*TASK REQUIREMENTS*
Please work out how many lines in the data below hold the word "JSON", and state only the number.

*MATERIAL SUPPLIED*

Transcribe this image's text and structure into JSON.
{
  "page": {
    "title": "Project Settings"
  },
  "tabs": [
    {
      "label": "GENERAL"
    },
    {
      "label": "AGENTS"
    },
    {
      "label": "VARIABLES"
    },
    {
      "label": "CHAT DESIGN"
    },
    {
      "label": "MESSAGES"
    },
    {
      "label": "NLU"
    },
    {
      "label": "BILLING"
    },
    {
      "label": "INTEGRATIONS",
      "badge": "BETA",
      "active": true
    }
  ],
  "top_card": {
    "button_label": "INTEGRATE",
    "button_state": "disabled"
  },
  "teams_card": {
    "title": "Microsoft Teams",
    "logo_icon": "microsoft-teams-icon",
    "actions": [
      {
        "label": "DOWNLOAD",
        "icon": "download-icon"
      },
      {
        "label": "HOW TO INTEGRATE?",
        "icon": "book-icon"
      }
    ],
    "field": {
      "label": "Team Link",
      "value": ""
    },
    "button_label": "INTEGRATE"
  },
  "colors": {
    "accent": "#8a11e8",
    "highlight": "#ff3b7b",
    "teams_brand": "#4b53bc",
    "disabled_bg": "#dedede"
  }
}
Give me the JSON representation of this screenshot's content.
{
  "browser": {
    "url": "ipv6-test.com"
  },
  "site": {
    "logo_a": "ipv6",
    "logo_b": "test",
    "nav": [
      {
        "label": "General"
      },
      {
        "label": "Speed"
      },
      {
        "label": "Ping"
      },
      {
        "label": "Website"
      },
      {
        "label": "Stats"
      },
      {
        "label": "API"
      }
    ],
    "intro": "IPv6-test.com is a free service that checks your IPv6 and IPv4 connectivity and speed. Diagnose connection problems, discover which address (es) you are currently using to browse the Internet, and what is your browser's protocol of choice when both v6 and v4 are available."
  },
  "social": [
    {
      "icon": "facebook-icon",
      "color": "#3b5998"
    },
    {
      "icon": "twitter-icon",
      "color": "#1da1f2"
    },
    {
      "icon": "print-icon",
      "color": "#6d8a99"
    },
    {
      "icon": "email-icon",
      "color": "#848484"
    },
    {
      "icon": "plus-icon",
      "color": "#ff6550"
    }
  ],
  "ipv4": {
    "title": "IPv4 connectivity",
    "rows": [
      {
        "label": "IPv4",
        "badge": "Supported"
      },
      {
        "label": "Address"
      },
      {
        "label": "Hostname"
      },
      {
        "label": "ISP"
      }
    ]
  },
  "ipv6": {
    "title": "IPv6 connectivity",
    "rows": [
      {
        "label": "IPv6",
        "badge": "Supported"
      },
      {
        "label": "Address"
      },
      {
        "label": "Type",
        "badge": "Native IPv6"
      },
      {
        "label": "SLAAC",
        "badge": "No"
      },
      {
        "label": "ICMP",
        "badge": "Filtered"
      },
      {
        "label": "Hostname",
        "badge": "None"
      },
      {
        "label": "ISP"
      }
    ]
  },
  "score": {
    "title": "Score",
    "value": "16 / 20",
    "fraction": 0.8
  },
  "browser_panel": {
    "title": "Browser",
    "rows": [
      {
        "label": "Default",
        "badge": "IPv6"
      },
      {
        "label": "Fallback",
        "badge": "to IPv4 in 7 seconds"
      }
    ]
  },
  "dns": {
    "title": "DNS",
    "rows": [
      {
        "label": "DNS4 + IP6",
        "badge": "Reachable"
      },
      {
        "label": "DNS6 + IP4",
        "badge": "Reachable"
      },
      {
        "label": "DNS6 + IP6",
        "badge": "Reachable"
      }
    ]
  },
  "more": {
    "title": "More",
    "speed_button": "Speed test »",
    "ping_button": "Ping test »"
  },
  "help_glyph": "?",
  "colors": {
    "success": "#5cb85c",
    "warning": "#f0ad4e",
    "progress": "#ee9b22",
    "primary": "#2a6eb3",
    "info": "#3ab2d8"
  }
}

*ANSWER AREA*
2